The 1972 conference led to the formation of the United Nations Environmental Programme, UNEP, and a series of other initiative on a national or regional level. One of them was the co-operation in the Baltic Sea Region, the Helsinki Convention on the protection of the Baltic Sea, and the commission overlooking the convention, HELCOM.
On a European scale, 1972 was also a year of beginnings. The first environmental initiatives within the European Community started at this time and in the following year the First European Environmental Programme was written. Environmental work in the European context was initially based on economic co-operation and not until much later did it achieve a status of its own in the Maastricht and Amsterdam treaties.

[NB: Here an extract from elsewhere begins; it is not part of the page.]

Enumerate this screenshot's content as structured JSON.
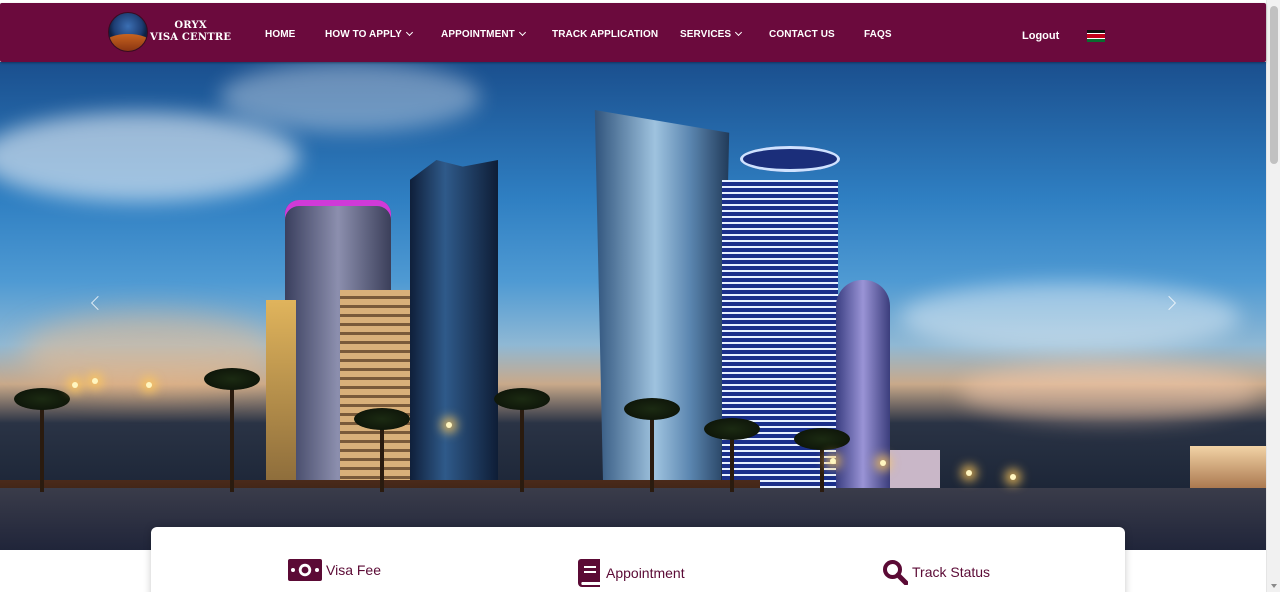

The second large UN conference for environment, the UNCED Conference in Rio in 1992 formed the basis for co-operation during the 1990s. In Rio, environmental issues were brought together with development and the concept of sustainable development gained momentum. In parallel a new convention for the Baltic Sea was agreed on in 1992.
The international agenda for the environment is increasing in importance every day. Negotiations on how to deal with for example decreased biodiversity, climate change, ozone depletion, desertification, and use of chemicals have led to extensive obligations for the nations of the world. Economic development can no longer go on without concern for the environment. The international agenda for the environment influences the life of everyone: it determines the price for gasoline, where we can build summer houses, and what food we can buy.
This chapter will describe how international co-operation for the environment has developed and where it stands today. Development is rapid and readers can find updates on the Websites listed at the end of the chapter.